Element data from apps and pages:
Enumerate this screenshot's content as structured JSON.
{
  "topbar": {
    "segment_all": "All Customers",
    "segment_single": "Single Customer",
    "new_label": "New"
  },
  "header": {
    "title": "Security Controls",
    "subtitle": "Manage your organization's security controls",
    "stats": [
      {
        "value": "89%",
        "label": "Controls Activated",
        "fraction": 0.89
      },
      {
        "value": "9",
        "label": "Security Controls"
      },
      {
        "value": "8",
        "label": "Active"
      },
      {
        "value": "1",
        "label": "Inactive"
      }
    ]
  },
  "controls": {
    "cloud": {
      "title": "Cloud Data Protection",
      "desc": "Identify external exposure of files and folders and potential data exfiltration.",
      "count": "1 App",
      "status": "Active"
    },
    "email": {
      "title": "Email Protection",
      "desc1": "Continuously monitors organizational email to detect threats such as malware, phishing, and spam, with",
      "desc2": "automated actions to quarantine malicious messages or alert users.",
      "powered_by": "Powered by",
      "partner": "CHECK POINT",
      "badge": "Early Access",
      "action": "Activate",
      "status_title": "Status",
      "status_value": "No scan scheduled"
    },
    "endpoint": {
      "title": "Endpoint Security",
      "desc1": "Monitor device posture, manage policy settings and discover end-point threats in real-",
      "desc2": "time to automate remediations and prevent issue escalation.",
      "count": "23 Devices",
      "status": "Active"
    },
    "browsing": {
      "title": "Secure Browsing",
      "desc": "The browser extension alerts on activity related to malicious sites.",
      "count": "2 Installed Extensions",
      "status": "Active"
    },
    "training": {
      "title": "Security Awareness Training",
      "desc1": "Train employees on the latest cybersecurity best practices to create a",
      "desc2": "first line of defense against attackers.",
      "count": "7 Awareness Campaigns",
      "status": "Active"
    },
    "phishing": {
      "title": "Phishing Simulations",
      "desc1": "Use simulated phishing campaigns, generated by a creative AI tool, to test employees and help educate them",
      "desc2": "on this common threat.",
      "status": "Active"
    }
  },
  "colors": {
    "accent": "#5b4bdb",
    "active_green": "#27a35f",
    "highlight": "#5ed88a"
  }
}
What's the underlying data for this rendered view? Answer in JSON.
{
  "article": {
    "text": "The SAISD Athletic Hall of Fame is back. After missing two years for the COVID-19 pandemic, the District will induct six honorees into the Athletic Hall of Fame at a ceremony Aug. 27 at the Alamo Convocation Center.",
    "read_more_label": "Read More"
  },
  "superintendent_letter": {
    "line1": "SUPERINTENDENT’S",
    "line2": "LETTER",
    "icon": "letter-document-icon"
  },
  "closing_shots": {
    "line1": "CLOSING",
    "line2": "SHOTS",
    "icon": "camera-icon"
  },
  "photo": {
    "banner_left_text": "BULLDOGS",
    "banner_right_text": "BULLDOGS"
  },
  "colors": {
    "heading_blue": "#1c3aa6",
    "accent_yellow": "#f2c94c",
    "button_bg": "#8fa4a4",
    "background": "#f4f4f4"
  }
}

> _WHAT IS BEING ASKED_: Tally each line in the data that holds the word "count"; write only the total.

> _SOLUTION_: 4